What to do:
Extract all of the data and reproduce it precisely.

Supplied material:
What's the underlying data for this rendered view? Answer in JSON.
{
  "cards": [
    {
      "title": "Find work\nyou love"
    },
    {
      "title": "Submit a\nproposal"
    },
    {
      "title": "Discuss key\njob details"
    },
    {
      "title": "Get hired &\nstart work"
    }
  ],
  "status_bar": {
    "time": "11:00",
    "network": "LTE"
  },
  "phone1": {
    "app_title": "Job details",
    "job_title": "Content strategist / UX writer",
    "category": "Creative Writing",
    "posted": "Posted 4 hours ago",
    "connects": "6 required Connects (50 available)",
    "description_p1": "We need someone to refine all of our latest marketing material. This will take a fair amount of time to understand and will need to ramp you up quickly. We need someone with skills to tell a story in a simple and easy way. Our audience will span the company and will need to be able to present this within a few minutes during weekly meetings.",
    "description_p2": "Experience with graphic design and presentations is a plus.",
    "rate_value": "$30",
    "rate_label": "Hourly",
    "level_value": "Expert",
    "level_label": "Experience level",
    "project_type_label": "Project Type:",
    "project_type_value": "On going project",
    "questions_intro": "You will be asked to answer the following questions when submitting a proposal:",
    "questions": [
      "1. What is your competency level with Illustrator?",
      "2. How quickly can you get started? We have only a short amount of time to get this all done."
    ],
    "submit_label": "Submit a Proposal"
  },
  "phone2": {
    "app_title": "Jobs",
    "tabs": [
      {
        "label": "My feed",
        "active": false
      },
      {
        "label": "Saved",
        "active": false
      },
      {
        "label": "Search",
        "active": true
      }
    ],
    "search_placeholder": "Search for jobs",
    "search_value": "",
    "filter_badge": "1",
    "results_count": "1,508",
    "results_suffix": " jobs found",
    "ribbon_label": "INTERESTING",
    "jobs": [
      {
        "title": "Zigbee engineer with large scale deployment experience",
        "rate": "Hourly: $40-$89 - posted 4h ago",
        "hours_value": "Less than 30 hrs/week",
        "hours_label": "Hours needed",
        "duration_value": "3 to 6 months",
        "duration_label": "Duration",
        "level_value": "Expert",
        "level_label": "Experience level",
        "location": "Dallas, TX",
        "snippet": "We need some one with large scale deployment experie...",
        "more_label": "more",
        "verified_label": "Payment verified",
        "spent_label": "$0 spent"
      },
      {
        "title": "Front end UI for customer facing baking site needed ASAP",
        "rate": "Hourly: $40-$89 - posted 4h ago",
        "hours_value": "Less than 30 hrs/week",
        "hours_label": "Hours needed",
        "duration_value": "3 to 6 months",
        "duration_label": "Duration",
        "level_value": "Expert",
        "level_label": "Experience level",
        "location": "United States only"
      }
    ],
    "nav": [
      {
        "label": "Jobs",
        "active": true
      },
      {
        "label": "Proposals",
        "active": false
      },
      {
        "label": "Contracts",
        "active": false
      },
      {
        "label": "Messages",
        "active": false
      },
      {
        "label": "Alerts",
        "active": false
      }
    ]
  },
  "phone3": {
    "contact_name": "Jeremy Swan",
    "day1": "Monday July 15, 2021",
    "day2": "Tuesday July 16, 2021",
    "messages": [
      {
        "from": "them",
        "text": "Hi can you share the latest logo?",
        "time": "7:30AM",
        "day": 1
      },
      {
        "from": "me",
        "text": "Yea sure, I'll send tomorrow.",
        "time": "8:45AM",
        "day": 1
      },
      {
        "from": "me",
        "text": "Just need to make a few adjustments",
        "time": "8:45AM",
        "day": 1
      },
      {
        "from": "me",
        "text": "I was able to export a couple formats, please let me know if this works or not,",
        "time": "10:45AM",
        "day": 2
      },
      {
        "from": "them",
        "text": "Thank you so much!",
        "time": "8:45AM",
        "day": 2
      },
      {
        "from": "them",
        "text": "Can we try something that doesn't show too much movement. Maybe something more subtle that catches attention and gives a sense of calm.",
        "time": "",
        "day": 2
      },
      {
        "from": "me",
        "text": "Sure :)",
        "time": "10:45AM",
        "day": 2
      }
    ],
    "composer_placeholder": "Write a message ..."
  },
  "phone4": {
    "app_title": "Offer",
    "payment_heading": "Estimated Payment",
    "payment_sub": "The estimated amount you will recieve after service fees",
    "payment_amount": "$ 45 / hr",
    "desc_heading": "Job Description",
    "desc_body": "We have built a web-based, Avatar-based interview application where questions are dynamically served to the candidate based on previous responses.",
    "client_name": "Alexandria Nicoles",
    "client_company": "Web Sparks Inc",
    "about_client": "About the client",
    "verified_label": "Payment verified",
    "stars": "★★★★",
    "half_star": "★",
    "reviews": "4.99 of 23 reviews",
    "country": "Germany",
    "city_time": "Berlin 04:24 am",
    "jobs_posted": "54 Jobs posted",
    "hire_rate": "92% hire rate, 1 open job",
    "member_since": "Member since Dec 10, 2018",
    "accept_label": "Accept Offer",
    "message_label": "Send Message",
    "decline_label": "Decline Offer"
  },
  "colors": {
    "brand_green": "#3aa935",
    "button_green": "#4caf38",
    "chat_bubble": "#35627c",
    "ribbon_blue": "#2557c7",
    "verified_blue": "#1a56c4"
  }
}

Solved problem:
What's the underlying data for this rendered view? Answer in JSON.
{
  "cards": [
    {
      "title": "Find work\nyou love"
    },
    {
      "title": "Submit a\nproposal"
    },
    {
      "title": "Discuss key\njob details"
    },
    {
      "title": "Get hired &\nstart work"
    }
  ],
  "status_bar": {
    "time": "11:00",
    "network": "LTE"
  },
  "phone1": {
    "app_title": "Job details",
    "job_title": "Content strategist / UX writer",
    "category": "Creative Writing",
    "posted": "Posted 4 hours ago",
    "connects": "6 required Connects (50 available)",
    "description_p1": "We need someone to refine all of our latest marketing material. This will take a fair amount of time to understand and will need to ramp you up quickly. We need someone with skills to tell a story in a simple and easy way. Our audience will span the company and will need to be able to present this within a few minutes during weekly meetings.",
    "description_p2": "Experience with graphic design and presentations is a plus.",
    "rate_value": "$30",
    "rate_label": "Hourly",
    "level_value": "Expert",
    "level_label": "Experience level",
    "project_type_label": "Project Type:",
    "project_type_value": "On going project",
    "questions_intro": "You will be asked to answer the following questions when submitting a proposal:",
    "questions": [
      "1. What is your competency level with Illustrator?",
      "2. How quickly can you get started? We have only a short amount of time to get this all done."
    ],
    "submit_label": "Submit a Proposal"
  },
  "phone2": {
    "app_title": "Jobs",
    "tabs": [
      {
        "label": "My feed",
        "active": false
      },
      {
        "label": "Saved",
        "active": false
      },
      {
        "label": "Search",
        "active": true
      }
    ],
    "search_placeholder": "Search for jobs",
    "search_value": "",
    "filter_badge": "1",
    "results_count": "1,508",
    "results_suffix": " jobs found",
    "ribbon_label": "INTERESTING",
    "jobs": [
      {
        "title": "Zigbee engineer with large scale deployment experience",
        "rate": "Hourly: $40-$89 - posted 4h ago",
        "hours_value": "Less than 30 hrs/week",
        "hours_label": "Hours needed",
        "duration_value": "3 to 6 months",
        "duration_label": "Duration",
        "level_value": "Expert",
        "level_label": "Experience level",
        "location": "Dallas, TX",
        "snippet": "We need some one with large scale deployment experie...",
        "more_label": "more",
        "verified_label": "Payment verified",
        "spent_label": "$0 spent"
      },
      {
        "title": "Front end UI for customer facing baking site needed ASAP",
        "rate": "Hourly: $40-$89 - posted 4h ago",
        "hours_value": "Less than 30 hrs/week",
        "hours_label": "Hours needed",
        "duration_value": "3 to 6 months",
        "duration_label": "Duration",
        "level_value": "Expert",
        "level_label": "Experience level",
        "location": "United States only"
      }
    ],
    "nav": [
      {
        "label": "Jobs",
        "active": true
      },
      {
        "label": "Proposals",
        "active": false
      },
      {
        "label": "Contracts",
        "active": false
      },
      {
        "label": "Messages",
        "active": false
      },
      {
        "label": "Alerts",
        "active": false
      }
    ]
  },
  "phone3": {
    "contact_name": "Jeremy Swan",
    "day1": "Monday July 15, 2021",
    "day2": "Tuesday July 16, 2021",
    "messages": [
      {
        "from": "them",
        "text": "Hi can you share the latest logo?",
        "time": "7:30AM",
        "day": 1
      },
      {
        "from": "me",
        "text": "Yea sure, I'll send tomorrow.",
        "time": "8:45AM",
        "day": 1
      },
      {
        "from": "me",
        "text": "Just need to make a few adjustments",
        "time": "8:45AM",
        "day": 1
      },
      {
        "from": "me",
        "text": "I was able to export a couple formats, please let me know if this works or not,",
        "time": "10:45AM",
        "day": 2
      },
      {
        "from": "them",
        "text": "Thank you so much!",
        "time": "8:45AM",
        "day": 2
      },
      {
        "from": "them",
        "text": "Can we try something that doesn't show too much movement. Maybe something more subtle that catches attention and gives a sense of calm.",
        "time": "",
        "day": 2
      },
      {
        "from": "me",
        "text": "Sure :)",
        "time": "10:45AM",
        "day": 2
      }
    ],
    "composer_placeholder": "Write a message ..."
  },
  "phone4": {
    "app_title": "Offer",
    "payment_heading": "Estimated Payment",
    "payment_sub": "The estimated amount you will recieve after service fees",
    "payment_amount": "$ 45 / hr",
    "desc_heading": "Job Description",
    "desc_body": "We have built a web-based, Avatar-based interview application where questions are dynamically served to the candidate based on previous responses.",
    "client_name": "Alexandria Nicoles",
    "client_company": "Web Sparks Inc",
    "about_client": "About the client",
    "verified_label": "Payment verified",
    "stars": "★★★★",
    "half_star": "★",
    "reviews": "4.99 of 23 reviews",
    "country": "Germany",
    "city_time": "Berlin 04:24 am",
    "jobs_posted": "54 Jobs posted",
    "hire_rate": "92% hire rate, 1 open job",
    "member_since": "Member since Dec 10, 2018",
    "accept_label": "Accept Offer",
    "message_label": "Send Message",
    "decline_label": "Decline Offer"
  },
  "colors": {
    "brand_green": "#3aa935",
    "button_green": "#4caf38",
    "chat_bubble": "#35627c",
    "ribbon_blue": "#2557c7",
    "verified_blue": "#1a56c4"
  }
}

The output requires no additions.